This box-set combines three of the Celtic folk-rock/new age act's albums, Sirius (1987), Anam (1990) & Banba (1994). 31 tracks. Three standard jewelcases with individual artwork housed together in a slipcase.
1985's Macalla is one of Clannad's strongest albums. The songs are mainly mid-tempo or slower, and combine the poignant beauty of Irish balladry with the immediacy of a rock band line-up.
Clannad started out like many traditional folk bands of Ireland; its early material for Gael-Linn Records could be considered traditional Irish folk, and most of the lyrics were in Irish. However, the band's signing to RCA Records and its 1982 hit "Theme From Harry's Game" catapulted it to the top of the UK pop charts. Most importantly, Clannad was one of the first Irish bands to truly delve into ambient music, an idiom that may be the modern counterpart to the traditional slow air.
This is one of Clannad's traditional music recordings. The liner notes include a brief paragraph on each of the songs and instrumentals.
Dúlamán is both the name of the recording and the title of the first song. The word is Irish Gaelic for "seaweed". In Ireland certain men made their livings by collecting and selling different types of seaweed, and were frequently nicknamed for the particular types in which they dealt. Dúlamán gaelach is a seaweed used in dying cloth, while dúlamán maorach is an edible variety. The song, sung by the band in Gaelic, records a conversation between two seaweed collectors. Dúlamán Gaelach has a beautiful daughter whom Dúlamán Maorach wishes to marry.
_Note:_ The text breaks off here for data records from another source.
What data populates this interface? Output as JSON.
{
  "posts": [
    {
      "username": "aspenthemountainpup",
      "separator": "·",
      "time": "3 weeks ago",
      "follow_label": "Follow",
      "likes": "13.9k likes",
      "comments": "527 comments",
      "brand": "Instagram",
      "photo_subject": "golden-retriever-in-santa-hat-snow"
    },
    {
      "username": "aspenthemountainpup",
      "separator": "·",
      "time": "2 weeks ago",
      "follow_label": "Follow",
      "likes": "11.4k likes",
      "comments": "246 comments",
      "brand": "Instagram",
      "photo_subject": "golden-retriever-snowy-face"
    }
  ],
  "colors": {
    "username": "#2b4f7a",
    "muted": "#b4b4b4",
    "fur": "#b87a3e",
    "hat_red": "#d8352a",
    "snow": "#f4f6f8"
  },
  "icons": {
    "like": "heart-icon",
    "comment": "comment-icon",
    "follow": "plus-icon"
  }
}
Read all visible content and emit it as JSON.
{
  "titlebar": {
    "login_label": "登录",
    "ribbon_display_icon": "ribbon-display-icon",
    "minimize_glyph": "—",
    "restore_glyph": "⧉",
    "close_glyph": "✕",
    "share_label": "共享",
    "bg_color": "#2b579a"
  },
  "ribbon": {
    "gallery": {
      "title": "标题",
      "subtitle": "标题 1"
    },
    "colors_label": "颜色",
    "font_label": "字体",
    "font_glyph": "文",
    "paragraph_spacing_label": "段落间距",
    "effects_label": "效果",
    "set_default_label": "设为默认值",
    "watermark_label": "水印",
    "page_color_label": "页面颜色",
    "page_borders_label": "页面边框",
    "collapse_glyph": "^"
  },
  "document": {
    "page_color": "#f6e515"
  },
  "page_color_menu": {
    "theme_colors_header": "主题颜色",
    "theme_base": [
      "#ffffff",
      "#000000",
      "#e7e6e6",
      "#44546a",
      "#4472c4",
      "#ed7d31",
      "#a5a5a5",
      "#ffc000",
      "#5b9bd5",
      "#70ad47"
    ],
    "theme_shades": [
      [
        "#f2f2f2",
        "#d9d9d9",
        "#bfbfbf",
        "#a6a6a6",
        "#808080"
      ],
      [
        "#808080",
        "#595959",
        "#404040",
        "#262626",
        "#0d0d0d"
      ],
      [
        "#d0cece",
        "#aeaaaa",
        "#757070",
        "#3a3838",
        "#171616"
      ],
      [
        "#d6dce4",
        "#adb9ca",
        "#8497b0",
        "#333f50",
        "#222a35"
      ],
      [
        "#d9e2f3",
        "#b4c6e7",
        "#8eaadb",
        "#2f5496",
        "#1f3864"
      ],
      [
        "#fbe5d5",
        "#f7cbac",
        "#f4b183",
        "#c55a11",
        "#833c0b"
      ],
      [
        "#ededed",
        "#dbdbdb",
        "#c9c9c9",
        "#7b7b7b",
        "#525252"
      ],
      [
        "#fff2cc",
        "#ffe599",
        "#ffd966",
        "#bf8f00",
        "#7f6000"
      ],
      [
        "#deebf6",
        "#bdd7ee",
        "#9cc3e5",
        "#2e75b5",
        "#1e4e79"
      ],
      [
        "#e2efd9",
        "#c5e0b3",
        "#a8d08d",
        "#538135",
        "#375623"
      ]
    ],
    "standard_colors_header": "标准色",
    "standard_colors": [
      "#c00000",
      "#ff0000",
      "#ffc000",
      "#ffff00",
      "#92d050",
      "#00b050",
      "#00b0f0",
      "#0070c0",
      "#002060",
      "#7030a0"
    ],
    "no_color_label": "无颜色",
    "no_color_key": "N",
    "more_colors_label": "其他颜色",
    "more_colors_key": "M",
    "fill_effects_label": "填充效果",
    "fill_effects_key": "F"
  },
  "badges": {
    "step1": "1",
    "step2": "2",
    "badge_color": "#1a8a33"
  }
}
Gaelach is not exactly thrilled with the idea of having Maorach as a son-in-law, but Maorach elopes with his daughter anyway.